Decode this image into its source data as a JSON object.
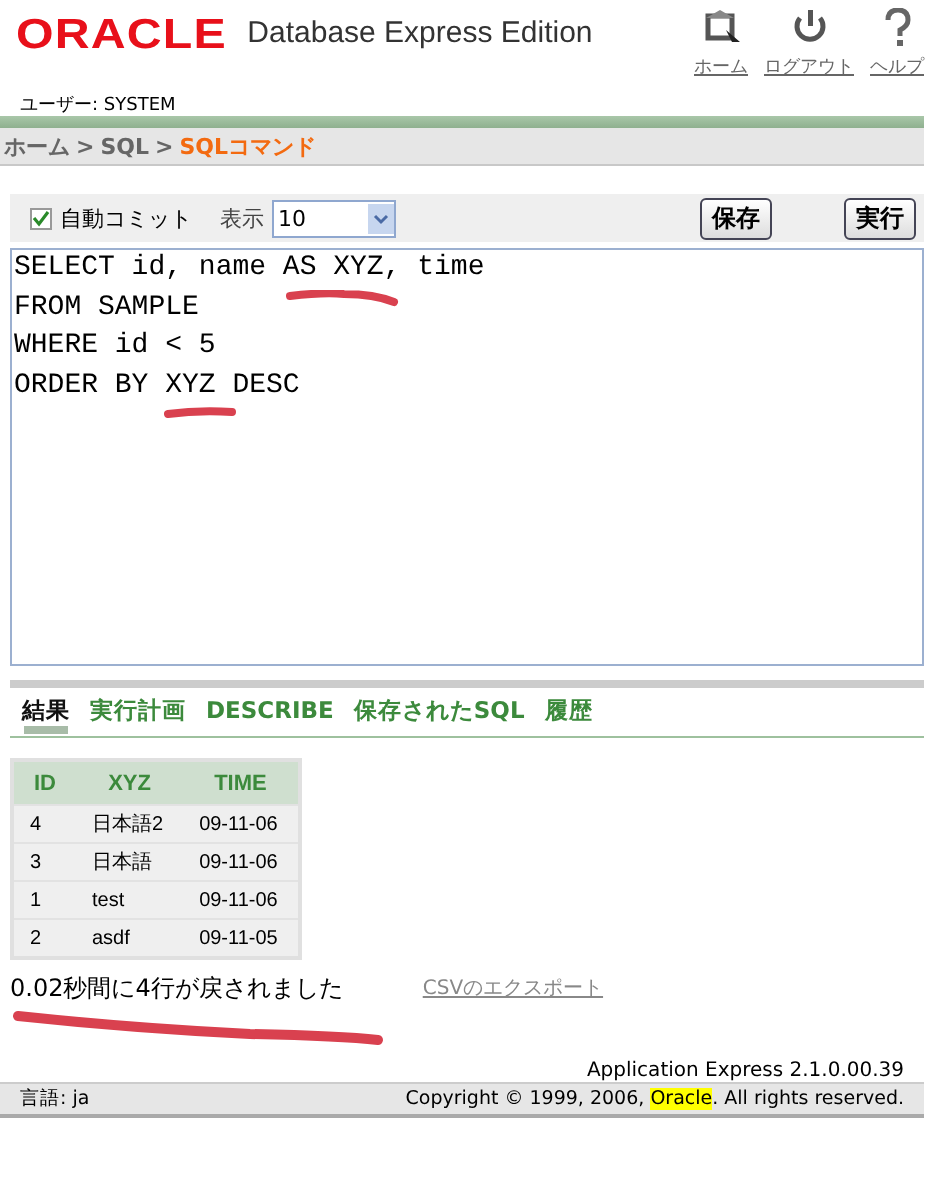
{
  "header": {
    "logo": "ORACLE",
    "product": "Database Express Edition",
    "links": [
      {
        "kind": "home",
        "label": "ホーム"
      },
      {
        "kind": "logout",
        "label": "ログアウト"
      },
      {
        "kind": "help",
        "label": "ヘルプ"
      }
    ]
  },
  "user": "ユーザー: SYSTEM",
  "breadcrumb": [
    {
      "label": "ホーム",
      "current": false
    },
    {
      "label": "SQL",
      "current": false
    },
    {
      "label": "SQLコマンド",
      "current": true
    }
  ],
  "breadcrumb_separator": ">",
  "toolbar": {
    "autocommit": {
      "label": "自動コミット",
      "checked": true
    },
    "display_label": "表示",
    "display_value": "10",
    "buttons": [
      "保存",
      "実行"
    ]
  },
  "editor": {
    "lines": [
      "SELECT id, name AS XYZ, time",
      "FROM SAMPLE",
      "WHERE id < 5",
      "ORDER BY XYZ DESC"
    ]
  },
  "tabs": [
    {
      "label": "結果",
      "selected": true
    },
    {
      "label": "実行計画",
      "selected": false
    },
    {
      "label": "DESCRIBE",
      "selected": false
    },
    {
      "label": "保存されたSQL",
      "selected": false
    },
    {
      "label": "履歴",
      "selected": false
    }
  ],
  "table": {
    "columns": [
      "ID",
      "XYZ",
      "TIME"
    ],
    "rows": [
      [
        "4",
        "日本語2",
        "09-11-06"
      ],
      [
        "3",
        "日本語",
        "09-11-06"
      ],
      [
        "1",
        "test",
        "09-11-06"
      ],
      [
        "2",
        "asdf",
        "09-11-05"
      ]
    ]
  },
  "message": "0.02秒間に4行が戻されました",
  "export_link": "CSVのエクスポート",
  "version": "Application Express 2.1.0.00.39",
  "footer": {
    "language": "言語: ja",
    "copyright": "Copyright © 1999, 2006, **Oracle**. All rights reserved."
  }
}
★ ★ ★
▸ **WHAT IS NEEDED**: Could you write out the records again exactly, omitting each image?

▸ **RESULT BELOW**:
Decode this image into its source data as a JSON object.
{
  "header": {
    "logo": "ORACLE",
    "product": "Database Express Edition",
    "links": [
      {
        "kind": "home",
        "label": "ホーム"
      },
      {
        "kind": "logout",
        "label": "ログアウト"
      },
      {
        "kind": "help",
        "label": "ヘルプ"
      }
    ]
  },
  "user": "ユーザー: SYSTEM",
  "breadcrumb": [
    {
      "label": "ホーム",
      "current": false
    },
    {
      "label": "SQL",
      "current": false
    },
    {
      "label": "SQLコマンド",
      "current": true
    }
  ],
  "breadcrumb_separator": ">",
  "toolbar": {
    "autocommit": {
      "label": "自動コミット",
      "checked": true
    },
    "display_label": "表示",
    "display_value": "10",
    "buttons": [
      "保存",
      "実行"
    ]
  },
  "editor": {
    "lines": [
      "SELECT id, name AS XYZ, time",
      "FROM SAMPLE",
      "WHERE id < 5",
      "ORDER BY XYZ DESC"
    ]
  },
  "tabs": [
    {
      "label": "結果",
      "selected": true
    },
    {
      "label": "実行計画",
      "selected": false
    },
    {
      "label": "DESCRIBE",
      "selected": false
    },
    {
      "label": "保存されたSQL",
      "selected": false
    },
    {
      "label": "履歴",
      "selected": false
    }
  ],
  "table": {
    "columns": [
      "ID",
      "XYZ",
      "TIME"
    ],
    "rows": [
      [
        "4",
        "日本語2",
        "09-11-06"
      ],
      [
        "3",
        "日本語",
        "09-11-06"
      ],
      [
        "1",
        "test",
        "09-11-06"
      ],
      [
        "2",
        "asdf",
        "09-11-05"
      ]
    ]
  },
  "message": "0.02秒間に4行が戻されました",
  "export_link": "CSVのエクスポート",
  "version": "Application Express 2.1.0.00.39",
  "footer": {
    "language": "言語: ja",
    "copyright": "Copyright © 1999, 2006, **Oracle**. All rights reserved."
  }
}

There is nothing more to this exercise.